While larger businesses often forge close relationships with their accountant, outsourcing all financial services, many small-business owners only consult an accountant when it’s time to submit their tax return. But whether your accountant is an integral part of your team or delivers a once-a-year service, it pays to have them onside in the run-up to selling your business.
Planning for Success
Any serious buyer will be looking for accounting records that are not only in apple-pie order but that clearly substantiate your business’s value; if anything is amiss here, buyers will be wary of committing and may even look to lower the asking price.
Instruct your accountant in the early stages of the selling process and you can get ahead of the game by setting or substantiating your selling price, preparing paperwork for review and setting the stage for any due diligence you need to carry out further down the line. A good accountant will also be able to liaise with the buyer’s accountant as negotiations progress and will offer advice on how to best structure your sale to minimise tax liability.
Getting the Price Right
Do you know how much your business is worth? You probably have an idea of how much you’d like to gain from a sale – and there are plenty of formulae to help you arrive at a ballpark price, including using a multiple of profits or an asset valuation, or an online calculator like.
But an accountant will be able to help you fine-tune your price via a comprehensive evaluation of your assets and liabilities and by detailing what will be included in the sale (brand, website etc). They’ll also be able to build a picture of your income over time and assign value to your past earnings, cash flow and balance sheets, as well as any overlooked liabilities.
Structuring the Deal
A sale can take many forms, including an acquisition by a larger competitor or by a shell company. It can also comprise of a variety of aspects – assets like intellectual property, buildings and equipment or company shares, for example. During the ‘Heads of Terms’ stage, the accountant will draw up a prospectus, outlining the agreement and projecting timescales.
Your accountant should be able to outline the pros and cons of various options and will detail exactly what your responsibilities are in any given scenario, so you’ll know where you stand. Although your solicitor will lead the legal process, a strong client-accountant relationship will make the whole process run a lot more smoothly. They’ll also be able to advise on the tax implications of making adjustments to the sale price, which could save you time and money in the long run.
Before even listing your business for sale, you should seek your accountant’s advice on due diligence: are there any assets, practices or liabilities that could impact either the saleability or price of your business and, if so, how can you mitigate them? An objective opinion from a trusted professional will cut through the emotional aspect of selling your business and provide a sounding board for your concerns.
Your accountant can also investigate your potential buyer’s credentials, examining their strategy and evaluating whether or not they can afford to go through with the deal.
Moving to the Next Stage
Whether you’re looking forward to retirement or using the sale to springboard to your next business opportunity, you’ll need to do some planning.
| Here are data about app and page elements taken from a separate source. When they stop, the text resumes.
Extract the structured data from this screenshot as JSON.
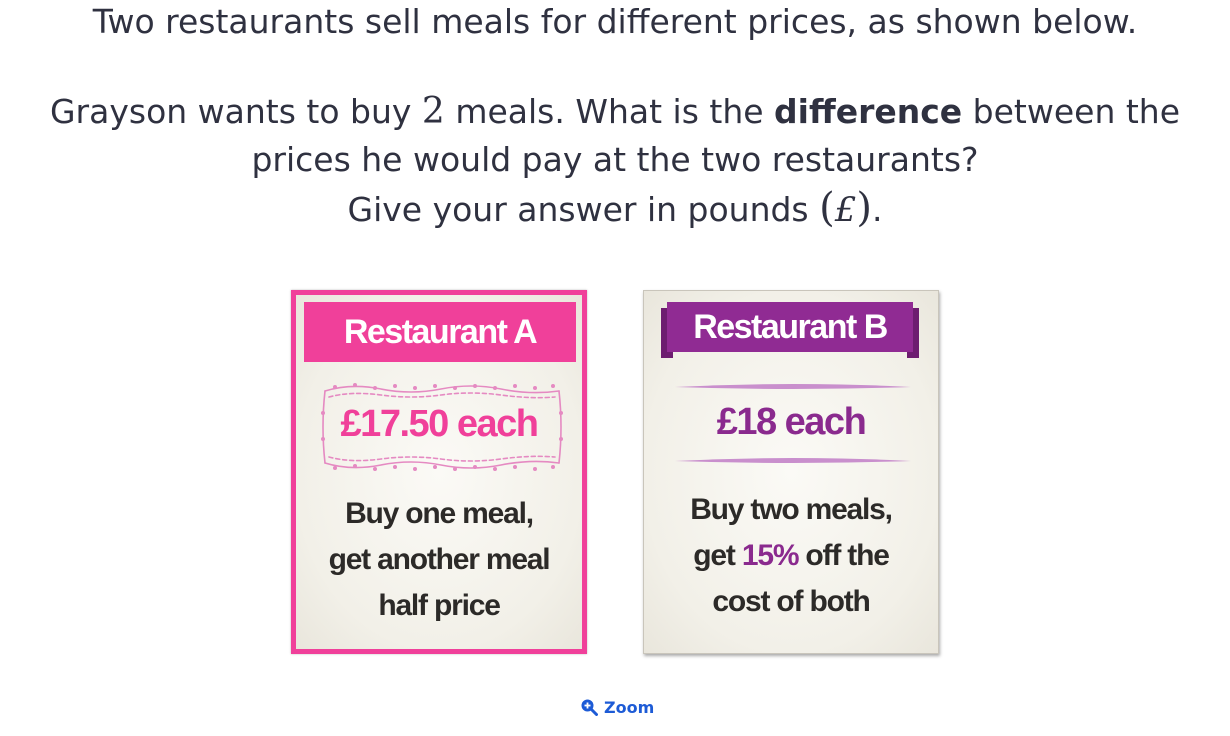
{
  "question": {
    "line1": "Two restaurants sell meals for different prices, as shown below.",
    "line2_pre": "Grayson wants to buy ",
    "line2_num": "2",
    "line2_mid": " meals. What is the ",
    "line2_bold": "difference",
    "line2_post": " between the",
    "line3": "prices he would pay at the two restaurants?",
    "line4_pre": "Give your answer in pounds ",
    "line4_open": "(",
    "line4_symbol": "£",
    "line4_close": ")",
    "line4_end": "."
  },
  "restaurant_a": {
    "name": "Restaurant A",
    "price": "£17.50 each",
    "offer_line1": "Buy one meal,",
    "offer_line2": "get another meal",
    "offer_line3": "half price",
    "color": "#f0409a"
  },
  "restaurant_b": {
    "name": "Restaurant B",
    "price": "£18 each",
    "offer_line1": "Buy two meals,",
    "offer_line2_pre": "get ",
    "offer_line2_accent": "15%",
    "offer_line2_post": " off the",
    "offer_line3": "cost of both",
    "color": "#902b93"
  },
  "zoom": {
    "label": "Zoom",
    "icon": "zoom-in-icon"
  }
}
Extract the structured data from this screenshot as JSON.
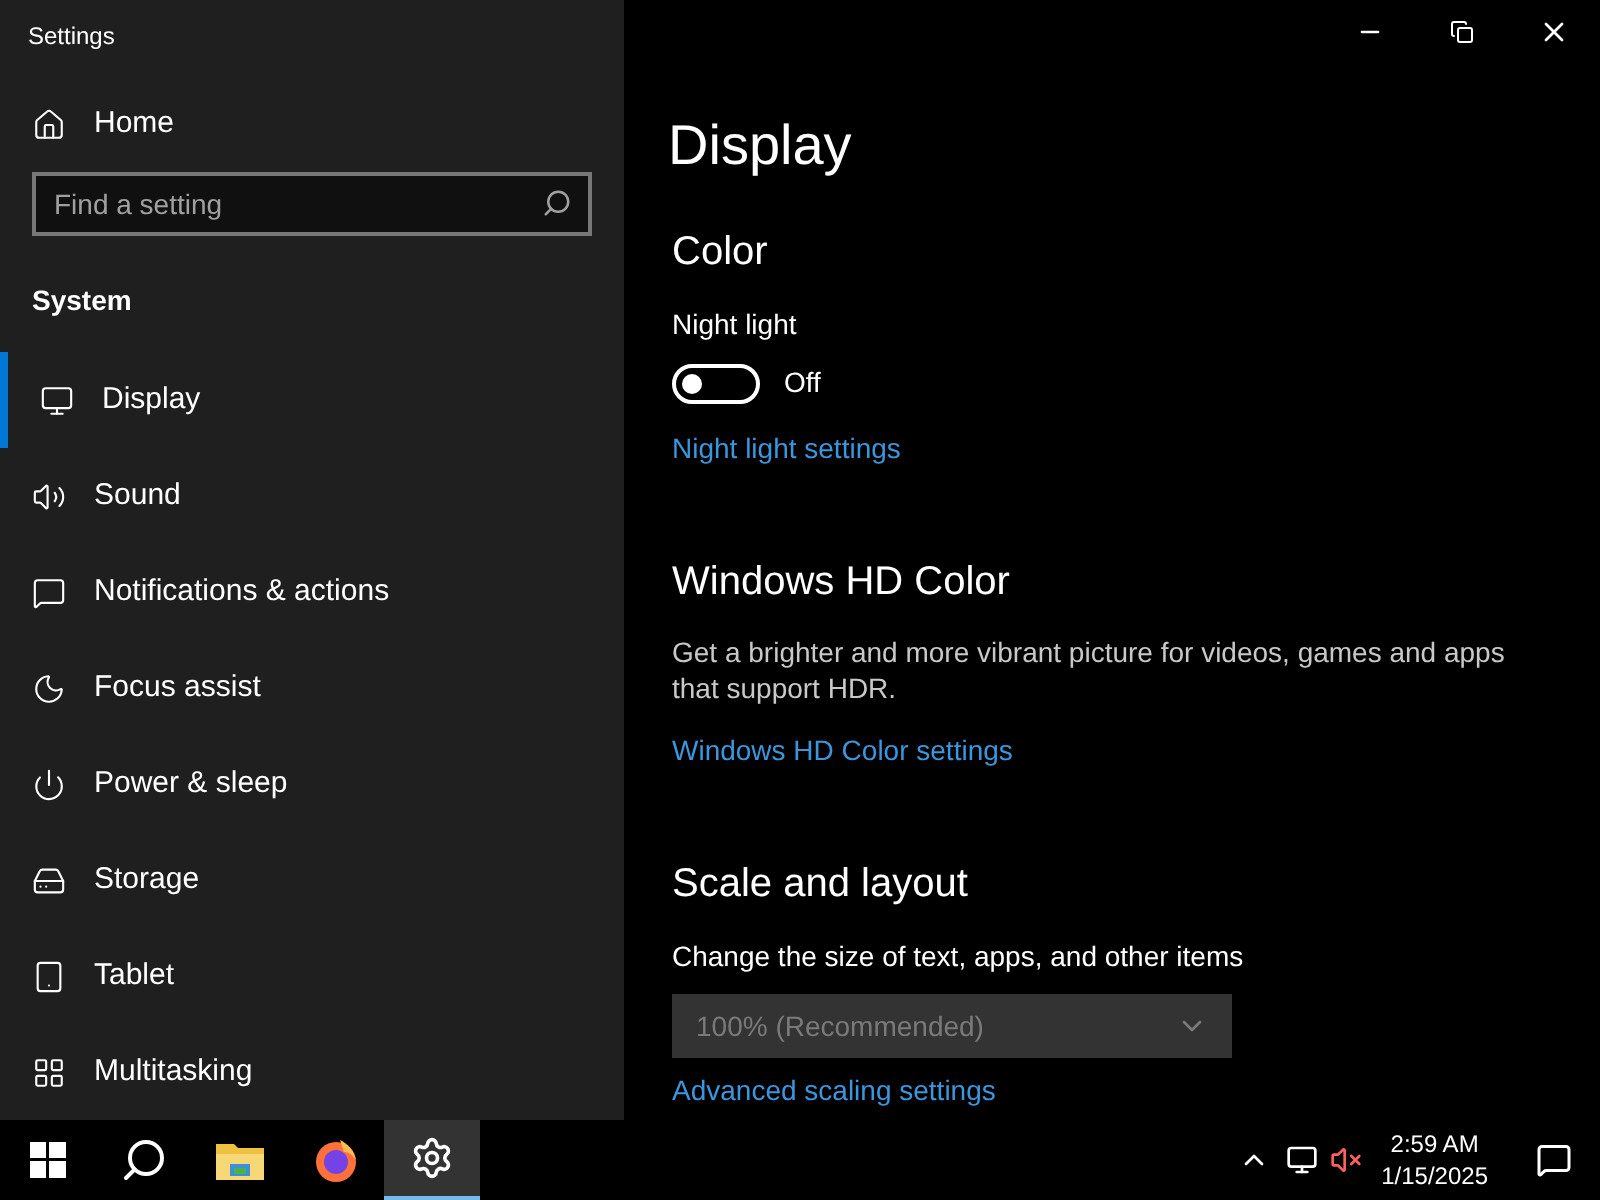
{
  "window": {
    "title": "Settings"
  },
  "sidebar": {
    "home": "Home",
    "search": {
      "placeholder": "Find a setting"
    },
    "section": "System",
    "items": [
      {
        "label": "Display",
        "kind": "display",
        "selected": true
      },
      {
        "label": "Sound",
        "kind": "sound",
        "selected": false
      },
      {
        "label": "Notifications & actions",
        "kind": "notifications",
        "selected": false
      },
      {
        "label": "Focus assist",
        "kind": "moon",
        "selected": false
      },
      {
        "label": "Power & sleep",
        "kind": "power",
        "selected": false
      },
      {
        "label": "Storage",
        "kind": "storage",
        "selected": false
      },
      {
        "label": "Tablet",
        "kind": "tablet",
        "selected": false
      },
      {
        "label": "Multitasking",
        "kind": "multitasking",
        "selected": false
      }
    ]
  },
  "content": {
    "title": "Display",
    "sections": [
      {
        "kind": "toggle",
        "heading": "Color",
        "label": "Night light",
        "on": false,
        "state_text": "Off",
        "link": "Night light settings"
      },
      {
        "kind": "text",
        "heading": "Windows HD Color",
        "description": "Get a brighter and more vibrant picture for videos, games and apps that support HDR.",
        "link": "Windows HD Color settings"
      },
      {
        "kind": "dropdown",
        "heading": "Scale and layout",
        "label": "Change the size of text, apps, and other items",
        "value": "100% (Recommended)",
        "disabled": true,
        "link": "Advanced scaling settings"
      }
    ]
  },
  "taskbar": {
    "apps": [
      {
        "kind": "start",
        "selected": false
      },
      {
        "kind": "search",
        "selected": false
      },
      {
        "kind": "explorer",
        "selected": false
      },
      {
        "kind": "browser",
        "selected": false
      },
      {
        "kind": "settings",
        "selected": true
      }
    ],
    "time": "2:59 AM",
    "date": "1/15/2025"
  }
}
An accountant can help you to start thinking about your next steps, advising on options for reinvesting or referring you to an independent financial advisor (IFA) for other further advice.